Film Production Hot Costs – Webinars?
July 23, 2011 5 Comments
A young man, newly starting as a Key Production Accountant, asked me about Hot Costs. Below is the response that I wrote to him. It occurred to me that a lot of people have asked for a template of the Hot Costs that I use and perhaps there is a demand for a webinar on Hot Costs. Have a look at the info below and please give me your comments.
Hi, Erik. Helene passed along to me your emailed questions. First of all, I’d like to congratulate you on your new key accountant position.
1. On the Hot Cost template that I sent you the 0.74 is a conversion rate of CN$ to US$. For your purposes make it a 1.

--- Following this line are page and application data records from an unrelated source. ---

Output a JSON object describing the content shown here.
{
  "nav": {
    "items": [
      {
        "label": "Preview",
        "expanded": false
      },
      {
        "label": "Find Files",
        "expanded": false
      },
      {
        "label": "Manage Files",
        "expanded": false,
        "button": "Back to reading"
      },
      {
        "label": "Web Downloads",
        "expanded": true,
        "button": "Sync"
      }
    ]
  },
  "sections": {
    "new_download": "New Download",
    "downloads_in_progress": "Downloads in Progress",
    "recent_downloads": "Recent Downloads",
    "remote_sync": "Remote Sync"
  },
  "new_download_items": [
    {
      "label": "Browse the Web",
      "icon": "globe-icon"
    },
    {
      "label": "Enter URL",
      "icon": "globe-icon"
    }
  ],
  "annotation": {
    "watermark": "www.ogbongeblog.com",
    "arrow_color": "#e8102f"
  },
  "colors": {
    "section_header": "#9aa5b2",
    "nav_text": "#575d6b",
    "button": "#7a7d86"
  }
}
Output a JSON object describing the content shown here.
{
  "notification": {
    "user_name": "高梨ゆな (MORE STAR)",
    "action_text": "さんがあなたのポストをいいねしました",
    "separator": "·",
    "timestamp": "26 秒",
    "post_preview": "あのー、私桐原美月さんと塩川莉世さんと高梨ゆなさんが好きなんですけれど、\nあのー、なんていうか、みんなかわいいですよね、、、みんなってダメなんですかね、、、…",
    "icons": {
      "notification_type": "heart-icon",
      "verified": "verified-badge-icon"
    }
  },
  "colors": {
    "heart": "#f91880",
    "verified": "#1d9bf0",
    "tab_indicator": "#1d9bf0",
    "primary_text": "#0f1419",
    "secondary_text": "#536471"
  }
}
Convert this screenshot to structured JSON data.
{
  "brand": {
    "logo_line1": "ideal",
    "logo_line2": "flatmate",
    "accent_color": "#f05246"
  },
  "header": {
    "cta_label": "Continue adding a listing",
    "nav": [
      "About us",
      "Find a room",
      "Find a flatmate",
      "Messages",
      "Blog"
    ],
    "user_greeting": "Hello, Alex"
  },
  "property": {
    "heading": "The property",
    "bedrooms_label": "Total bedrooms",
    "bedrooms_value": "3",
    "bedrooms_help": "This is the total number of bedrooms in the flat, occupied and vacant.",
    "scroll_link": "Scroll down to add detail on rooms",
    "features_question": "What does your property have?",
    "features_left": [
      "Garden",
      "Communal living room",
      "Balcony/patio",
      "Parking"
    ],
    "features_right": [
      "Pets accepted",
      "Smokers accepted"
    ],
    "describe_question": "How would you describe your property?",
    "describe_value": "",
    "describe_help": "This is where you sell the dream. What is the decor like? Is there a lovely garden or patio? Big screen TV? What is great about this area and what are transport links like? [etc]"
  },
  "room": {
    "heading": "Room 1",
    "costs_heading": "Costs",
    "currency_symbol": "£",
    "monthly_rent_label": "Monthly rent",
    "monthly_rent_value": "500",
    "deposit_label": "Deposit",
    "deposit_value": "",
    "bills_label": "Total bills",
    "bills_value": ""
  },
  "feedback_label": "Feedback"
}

2. TA ia “Turnaround”, a common term for “Rest Violations”.
On your question about doing a webinar on Hot Costs – I like the suggestion.
Background of Hot Costs:
The basic concept behind any hot cost is to estimate the cost of the actual day with the budgeted day. Labor is the biggest area looked at. In any labor calculation (cast or crew) you’re looking at:
– Meal Penalties
– and, Rest Violations (Turnaround).
Over the years I’ve worked out this particular format for myself, but it doesn’t have to be as elaborate. For instance, when Hot Costs first started to be used, in the early 90’s, myself and the UPM would sit together and rough it out with a few pencil scratch marks on the back of the daily production report (i.e. the average time for all grips and elec’s was 14 pay hours x 11 of them at an average rate of pay, then compare that result with the budgeted number of pay hours x the same average rate of pay. We’d do that for each department, as well as the drivers, add it up and say – there’s your number).
However, as the majors grew more and more cost conscious we were forced to become more and more detailed oriented. Also, some UPM’s and studios will challenge your Hot Cost results, so it behooves the production accountant to have a tidy schedule ready to answer their questions.
Film Payroll and Hot Costs:
I’ve never done a workshop on Hot Costs, only because you first need to know Film Payroll, then you need to know “If” statements in Excel. So, the course on “how to do Hot Costs” reduces to either, or both, a film payroll workshop or Excel programming workshop.
Regardless of your geographic location, I teach all the fundamentals of film payroll (as well as film accounting, managing film budgets, etc). The unions covered are:
SAG, DGA, IATSE Low National Budget and IATSE Area Standards rules. (i.e. not the West Coast IATSE Basic Agreement, nor the New York locals). NOTE: The IATSE Basic Agreement as applied on the West Coast, and the New York union rules, are very similar, but there is variation among the Basic Agreement Locals which can be looked up once you understand the basics of film payroll.
Let’s see if others are interested:
Having a webinar on Hot Costs is a good idea, though. Hopefully, those who attend will already have a handshake idea of film payroll, as well as a good grasp of Excel.
I’ll propose it on my blog and see what sort of response I get.
Thx for your kind words about the usefulness of the recorded videos of the on-line webinars. I’m pleased that they helped you.
Best / John